While I could support a highly bounded application of the death penalty -- egregious crime + scientific evidence + eye-witnesses -- that ideal is often trumped by egregious crime + "just enough" evidence. With that as a starting point it is no wonder that the appeal process takes forever.

So pragmatically I can't support the death penalty for the reasons I stated above. It is arbitrary, expensive, and a power the state should not have.

Pogo said...

Can't Bianca find a cop killer to release, or a dictator to hug?

Free Tillikum!

Geoff Matthews said...

For everyone who is opposed to the death penalty because of results like project innocence, I have to ask "why?" With more fact-based evidence, we should feel MORE confident in the application of the death penalty now than ever before. If we can say for a certainty if someone was the perp based on scientific evidence that is FAR BETTER than a decade ago, then what's the problem?

What I'd like is a serious study that examines the level of error in applying any punishment for serious crimes (ie, murder, attempted murder, robbery, etc.). Let's find that probability level, and work from there.

traditionalguy said...

Death is a grave offense against humanity. She is right about that. The Death Penalty is a check and balance. Without it, only the criminals exercise that power. It is the murderers that make us do it to balance the power relationship.

bagoh20 said...

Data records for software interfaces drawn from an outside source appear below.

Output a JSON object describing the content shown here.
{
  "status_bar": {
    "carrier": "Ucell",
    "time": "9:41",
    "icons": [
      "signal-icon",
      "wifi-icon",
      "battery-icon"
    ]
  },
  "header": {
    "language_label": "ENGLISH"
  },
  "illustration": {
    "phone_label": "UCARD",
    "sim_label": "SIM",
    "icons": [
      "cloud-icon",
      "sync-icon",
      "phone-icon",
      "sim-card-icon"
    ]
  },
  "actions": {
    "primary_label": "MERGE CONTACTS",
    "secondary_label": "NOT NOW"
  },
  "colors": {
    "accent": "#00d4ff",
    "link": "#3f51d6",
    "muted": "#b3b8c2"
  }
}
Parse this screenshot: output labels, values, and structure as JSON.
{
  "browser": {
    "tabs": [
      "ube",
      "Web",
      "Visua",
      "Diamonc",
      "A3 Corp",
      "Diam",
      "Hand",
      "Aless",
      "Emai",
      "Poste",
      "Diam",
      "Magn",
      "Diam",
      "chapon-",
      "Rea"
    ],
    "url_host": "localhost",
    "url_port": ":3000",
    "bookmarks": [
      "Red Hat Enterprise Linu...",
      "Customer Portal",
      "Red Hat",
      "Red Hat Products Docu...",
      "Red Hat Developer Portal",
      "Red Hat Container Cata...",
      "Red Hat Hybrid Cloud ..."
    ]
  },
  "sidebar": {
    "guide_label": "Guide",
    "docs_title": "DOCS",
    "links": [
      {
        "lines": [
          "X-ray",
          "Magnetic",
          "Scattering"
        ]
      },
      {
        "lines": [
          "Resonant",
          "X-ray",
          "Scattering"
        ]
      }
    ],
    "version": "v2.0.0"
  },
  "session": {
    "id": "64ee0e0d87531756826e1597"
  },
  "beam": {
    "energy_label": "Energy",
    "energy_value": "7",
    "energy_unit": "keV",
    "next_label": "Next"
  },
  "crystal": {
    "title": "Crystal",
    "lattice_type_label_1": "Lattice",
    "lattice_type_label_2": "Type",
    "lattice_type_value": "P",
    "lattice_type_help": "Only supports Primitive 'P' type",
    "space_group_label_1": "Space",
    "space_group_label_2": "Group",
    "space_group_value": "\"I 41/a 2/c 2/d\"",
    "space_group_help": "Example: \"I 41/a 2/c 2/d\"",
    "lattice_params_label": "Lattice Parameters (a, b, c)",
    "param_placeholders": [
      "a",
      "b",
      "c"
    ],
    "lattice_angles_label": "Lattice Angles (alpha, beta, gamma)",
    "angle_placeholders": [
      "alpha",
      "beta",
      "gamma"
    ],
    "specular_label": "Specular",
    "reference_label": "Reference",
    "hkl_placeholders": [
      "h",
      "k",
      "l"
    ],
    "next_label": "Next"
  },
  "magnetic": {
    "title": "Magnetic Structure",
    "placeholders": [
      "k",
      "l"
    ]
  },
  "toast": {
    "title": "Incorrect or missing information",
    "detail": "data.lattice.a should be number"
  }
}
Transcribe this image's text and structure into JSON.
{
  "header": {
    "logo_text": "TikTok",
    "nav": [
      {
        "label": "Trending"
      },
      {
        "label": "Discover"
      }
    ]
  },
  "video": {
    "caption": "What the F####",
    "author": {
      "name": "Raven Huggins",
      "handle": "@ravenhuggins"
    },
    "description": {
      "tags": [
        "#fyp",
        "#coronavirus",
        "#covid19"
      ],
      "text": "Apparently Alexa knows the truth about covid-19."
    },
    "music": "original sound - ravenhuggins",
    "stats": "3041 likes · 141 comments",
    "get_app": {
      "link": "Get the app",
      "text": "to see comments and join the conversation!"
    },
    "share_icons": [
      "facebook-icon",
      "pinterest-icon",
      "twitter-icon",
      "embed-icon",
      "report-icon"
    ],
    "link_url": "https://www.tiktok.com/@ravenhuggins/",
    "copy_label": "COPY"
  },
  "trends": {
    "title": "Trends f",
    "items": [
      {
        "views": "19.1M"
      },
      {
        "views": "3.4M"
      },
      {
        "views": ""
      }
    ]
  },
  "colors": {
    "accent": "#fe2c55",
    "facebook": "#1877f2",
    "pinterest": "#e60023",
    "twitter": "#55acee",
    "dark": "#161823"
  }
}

All punishments except fines are irreversible. The fact that convictions can be made in error is not a reason for opposing the death penalty any more than any other penalty. As long as the mistake level is very low then all that matters is the effectiveness and morality of the penalty. The death penalty is 100% effective at stopping repeat crimes and is the only moral penalty for many, but not all murders.

Other institutions make fatal mistakes all the time, but we don't abandon that institution, because we deem it worth the cost of the errors. For example: surgery, driving, warfare, Chemotherapy, extreme sports, abortion (ok, not exactly a mistake), SWAT entries into homes, etc. Even the use of DNA evidence has or will likely lead to the execution of someone by mistake or fraud.

Perfection is not a prerequisite in how we judge the appropriateness of anything else.

Love the new layout, BTW.

lyssalovelyredhead said...

I'm largely against the death penalty for the reasons that other posters have mentioned (with an exception for those who have done widespread terrorism-type acts- think Saddam Hussein or Osama Bid Laden, where I think the penalty is neccessary for closure to the people).

That said, I'm always very turned off by people who make a big deal out of being against it. Of all of the problems in the world, of poverty, abortion victims, child abuse, illness, crime victims, war, etc, etc, why on earth would you choose to put your energy towards feeling sorry for people who have done atrocious acts towards other human beings?

Chris N said...

Also, Nature, what's with all the Death? Volcanoes, earthquakes and such...

Somewhere in there is a profound and subtle moral argument against the death penalty. Somewhere...behind the causiness and celebrity of it all.

jeff said...

She has been a dim bulb for 40 years, I see nothing to change that. However, while I am totally on board with executing killers, the death penalty has been abused by malicious prosecutors instead of used on the worst of the worst. The Cory Maye situation illustrates what I mean.

PatCA said...

Death to Bianca: See you soon.